  • e100b.dos
  • e100b.ini
  • ndis.pci
  • ndis.txt

If we look into ndis.pci for the above driver this is what it looks like:

ret=”E100B”
ven=8086 “Intel”
dev=1002 “PRO 100 Mobile Adapters”
1031 “PRO/100 VE Network Connection”
1032 “PRO/100 VE Network Connection”
1035 “PRO/100 VM Network Connection”

So in the case of us getting the new computers in with the Intel 915 chipset we just had to get a new .DOS file and update the .PCI file with the correct hexadecimal id. You can get the latest .DOS file easily by visiting Intel’s web site. They have DOS drivers for all their NICs. We can use PCISCAN or PCI32 to find the hexadecimal id of the NIC and then add that with the appropriate description. Finally, we have to repackage them back up into a CAB file. You can download makev3.zip from here to do that.

The other advantages to this disk are that it randomizes the NETBIOS name so you can use it in multiple computers at the same time. You can also setup a profile which will save the work group or domain name so you don’t have to keep entering it each time. I editted the disk so that it just boots without sitting at the menu asking if you want emm386 support or not. The other thing I changed is the prompt for the second password. This can be fixed by editting the msnet.bat in msnet.cab. Make the following changes:

—————-in this section——————-
:_logon
echo MSNET: Network logon as “%p_user%”
net logon %p_user% %w_passwd% /yes /savepw:no
———————end————————-

change to:

—————-change this——————-
net logon %p_user% %w_passwd% /domain:%logondomain% /yes /savepw:no
———————end————————-

—————-in this section——————-
echo MSNET: Starting network services
net start workstation
if errorlevel 1 goto _abort
———————end————————

add:

——————add this———————–
echo %w_passwd%> password.txt
———————end————————-

That gets rid of the second prompt for the password. Again, note that you will have to use makev3 to repackage the files extracted from msnet.cab back into a CAB file. Note that since this is a DOS boot disk you’ll also need WINS support on your network to make it work. DNS alone will not cut it! The bad news is the new 64-bit processors won’t do 16-bit applications or true DOS anymore! Hopefully Windows PE will be well supported for booting purposes by the time 64-bit processing becomes popular. You can port this boot disk to a UFD as well, making boot time in 12 seconds or less so when you have inpatient techs like DAVE it will go faster for them!
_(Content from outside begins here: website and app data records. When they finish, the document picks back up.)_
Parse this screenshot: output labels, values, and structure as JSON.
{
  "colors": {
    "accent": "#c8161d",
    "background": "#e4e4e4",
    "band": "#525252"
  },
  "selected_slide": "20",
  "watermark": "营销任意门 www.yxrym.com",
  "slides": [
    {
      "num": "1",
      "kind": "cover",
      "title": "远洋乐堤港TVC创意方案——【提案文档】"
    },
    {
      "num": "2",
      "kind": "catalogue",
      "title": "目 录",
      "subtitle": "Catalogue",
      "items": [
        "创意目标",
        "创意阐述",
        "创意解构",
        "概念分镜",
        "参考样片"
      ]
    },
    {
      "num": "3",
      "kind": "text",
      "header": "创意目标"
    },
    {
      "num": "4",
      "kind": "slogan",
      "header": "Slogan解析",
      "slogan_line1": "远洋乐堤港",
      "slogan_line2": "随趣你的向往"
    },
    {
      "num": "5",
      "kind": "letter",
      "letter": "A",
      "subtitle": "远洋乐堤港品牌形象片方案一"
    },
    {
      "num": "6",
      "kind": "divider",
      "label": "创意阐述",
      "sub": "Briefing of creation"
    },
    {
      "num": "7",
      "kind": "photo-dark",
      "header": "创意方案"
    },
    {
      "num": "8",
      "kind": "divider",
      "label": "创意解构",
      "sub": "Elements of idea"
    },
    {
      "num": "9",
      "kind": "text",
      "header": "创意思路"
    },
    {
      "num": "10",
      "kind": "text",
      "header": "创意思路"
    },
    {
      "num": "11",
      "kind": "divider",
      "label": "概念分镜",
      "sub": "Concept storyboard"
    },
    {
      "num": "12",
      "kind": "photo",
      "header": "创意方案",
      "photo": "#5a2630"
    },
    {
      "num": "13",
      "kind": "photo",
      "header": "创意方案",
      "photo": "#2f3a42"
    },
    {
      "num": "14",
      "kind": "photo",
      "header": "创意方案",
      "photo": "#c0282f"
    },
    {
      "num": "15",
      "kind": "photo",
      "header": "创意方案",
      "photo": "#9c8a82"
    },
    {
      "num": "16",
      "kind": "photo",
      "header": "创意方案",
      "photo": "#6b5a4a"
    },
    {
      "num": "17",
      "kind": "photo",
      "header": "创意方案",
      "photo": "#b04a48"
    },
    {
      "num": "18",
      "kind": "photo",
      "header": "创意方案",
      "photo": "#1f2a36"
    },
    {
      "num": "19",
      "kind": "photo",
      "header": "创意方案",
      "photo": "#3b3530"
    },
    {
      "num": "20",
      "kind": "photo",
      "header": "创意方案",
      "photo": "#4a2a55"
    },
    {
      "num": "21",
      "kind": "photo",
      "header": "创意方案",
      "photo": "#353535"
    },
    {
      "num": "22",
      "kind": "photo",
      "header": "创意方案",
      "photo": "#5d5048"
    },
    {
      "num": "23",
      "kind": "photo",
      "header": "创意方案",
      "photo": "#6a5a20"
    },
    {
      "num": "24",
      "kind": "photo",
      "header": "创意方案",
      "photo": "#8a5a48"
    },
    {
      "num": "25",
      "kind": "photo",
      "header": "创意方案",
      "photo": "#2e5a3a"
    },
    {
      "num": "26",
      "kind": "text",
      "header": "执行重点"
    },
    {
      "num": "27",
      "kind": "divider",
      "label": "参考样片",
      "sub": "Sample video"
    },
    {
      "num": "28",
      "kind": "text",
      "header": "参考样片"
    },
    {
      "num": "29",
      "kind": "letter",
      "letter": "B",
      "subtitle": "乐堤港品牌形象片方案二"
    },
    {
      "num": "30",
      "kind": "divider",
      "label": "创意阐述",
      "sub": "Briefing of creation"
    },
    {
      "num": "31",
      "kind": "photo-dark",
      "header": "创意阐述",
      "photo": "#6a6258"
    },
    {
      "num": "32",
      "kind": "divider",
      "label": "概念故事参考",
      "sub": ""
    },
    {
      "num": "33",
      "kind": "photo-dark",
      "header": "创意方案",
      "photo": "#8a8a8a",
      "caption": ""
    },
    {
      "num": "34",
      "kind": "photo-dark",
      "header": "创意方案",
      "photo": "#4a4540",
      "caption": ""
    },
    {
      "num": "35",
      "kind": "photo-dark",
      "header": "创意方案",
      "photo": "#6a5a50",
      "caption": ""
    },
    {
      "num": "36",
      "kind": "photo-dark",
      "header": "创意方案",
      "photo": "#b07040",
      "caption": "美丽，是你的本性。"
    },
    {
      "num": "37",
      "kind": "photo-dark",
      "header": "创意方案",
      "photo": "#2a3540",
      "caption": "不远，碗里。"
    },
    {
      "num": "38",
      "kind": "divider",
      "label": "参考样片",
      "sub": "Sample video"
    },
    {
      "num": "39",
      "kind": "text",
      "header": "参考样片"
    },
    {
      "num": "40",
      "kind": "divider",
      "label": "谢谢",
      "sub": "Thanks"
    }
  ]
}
– Soli Deo Gloria

Leave a Reply

Your email address will not be published. Required fields are marked *